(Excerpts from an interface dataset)

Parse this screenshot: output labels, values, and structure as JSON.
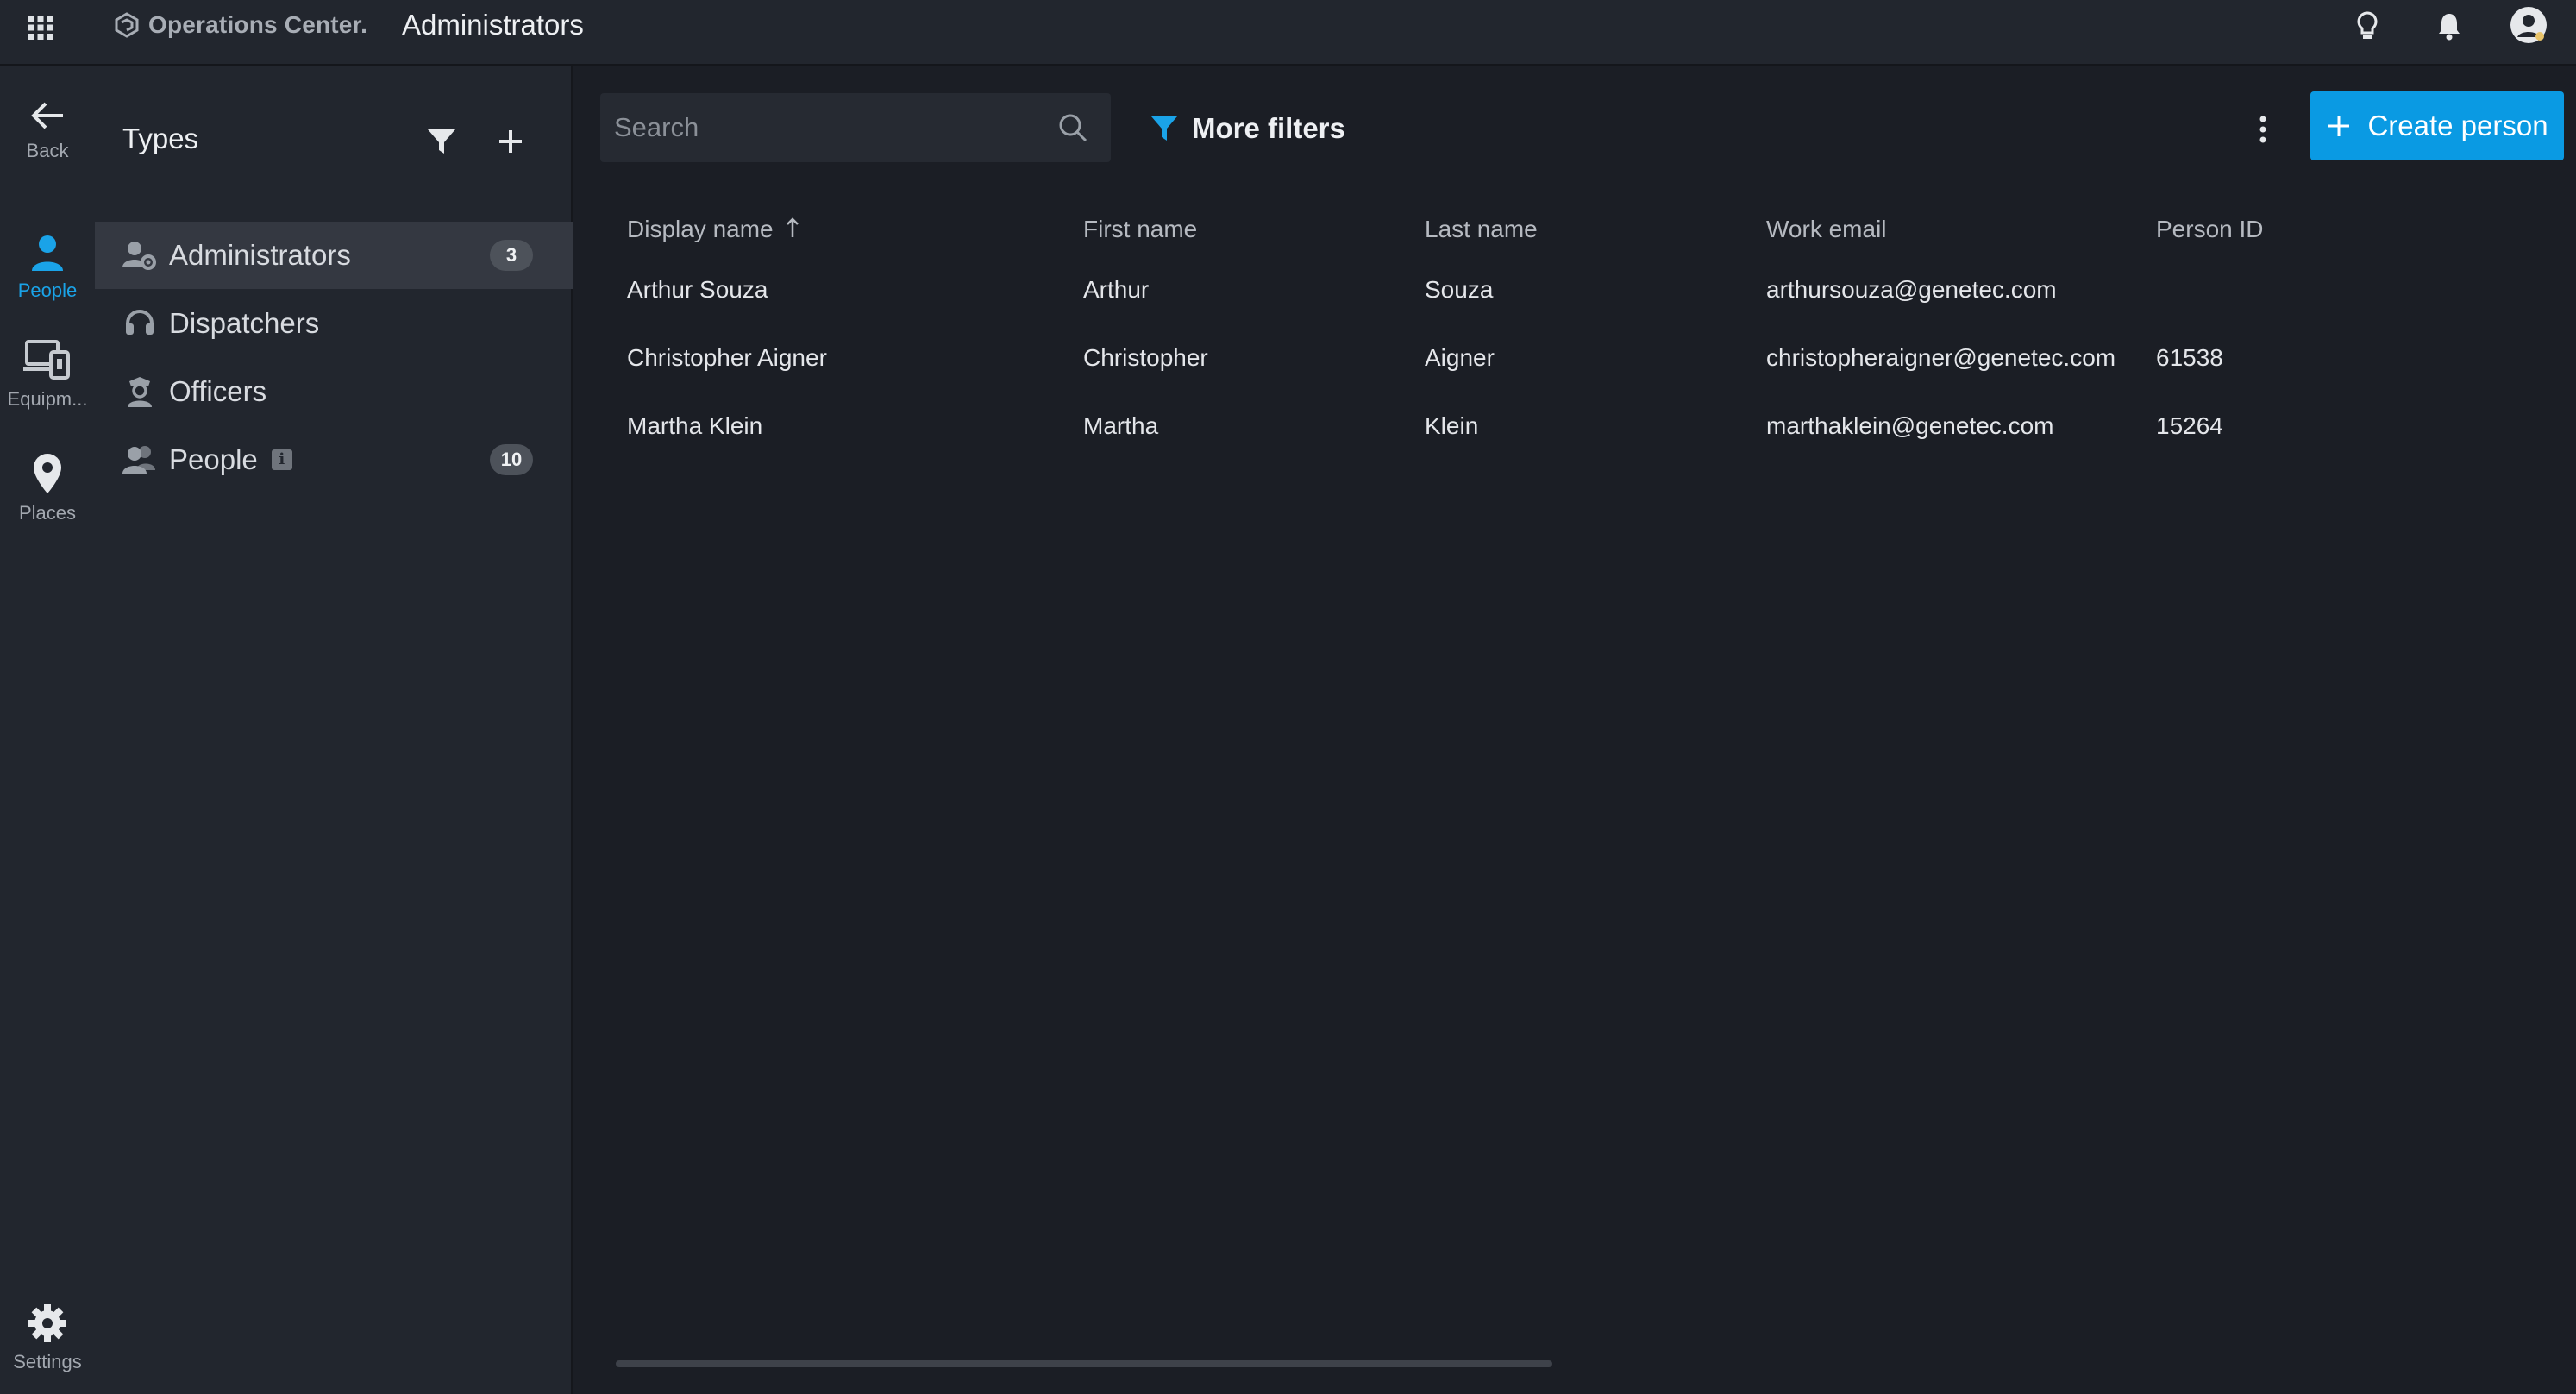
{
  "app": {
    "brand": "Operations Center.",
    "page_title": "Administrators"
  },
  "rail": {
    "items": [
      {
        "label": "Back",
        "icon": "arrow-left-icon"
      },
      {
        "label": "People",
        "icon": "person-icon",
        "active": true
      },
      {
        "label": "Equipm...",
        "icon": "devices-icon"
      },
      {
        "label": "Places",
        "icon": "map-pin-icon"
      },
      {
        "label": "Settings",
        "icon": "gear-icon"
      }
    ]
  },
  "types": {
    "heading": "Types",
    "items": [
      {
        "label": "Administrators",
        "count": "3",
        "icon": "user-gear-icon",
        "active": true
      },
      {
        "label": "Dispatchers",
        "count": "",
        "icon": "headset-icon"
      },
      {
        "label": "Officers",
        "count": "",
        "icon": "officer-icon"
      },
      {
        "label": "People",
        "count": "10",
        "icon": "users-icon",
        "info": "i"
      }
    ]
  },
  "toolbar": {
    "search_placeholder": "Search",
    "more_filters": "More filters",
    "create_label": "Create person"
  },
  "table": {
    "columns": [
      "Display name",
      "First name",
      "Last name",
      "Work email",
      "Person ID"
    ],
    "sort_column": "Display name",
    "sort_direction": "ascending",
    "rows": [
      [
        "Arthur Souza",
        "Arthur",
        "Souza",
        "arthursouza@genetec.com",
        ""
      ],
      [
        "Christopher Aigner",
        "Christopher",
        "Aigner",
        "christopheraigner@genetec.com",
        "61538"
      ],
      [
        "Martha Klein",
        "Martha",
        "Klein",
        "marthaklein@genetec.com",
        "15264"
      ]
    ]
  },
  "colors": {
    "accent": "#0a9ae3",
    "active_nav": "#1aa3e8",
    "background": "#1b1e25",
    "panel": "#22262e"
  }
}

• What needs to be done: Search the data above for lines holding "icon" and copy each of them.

• Reply to the task:
        "icon": "arrow-left-icon"
        "icon": "person-icon",
        "icon": "devices-icon"
        "icon": "map-pin-icon"
        "icon": "gear-icon"
        "icon": "user-gear-icon",
        "icon": "headset-icon"
        "icon": "officer-icon"
        "icon": "users-icon",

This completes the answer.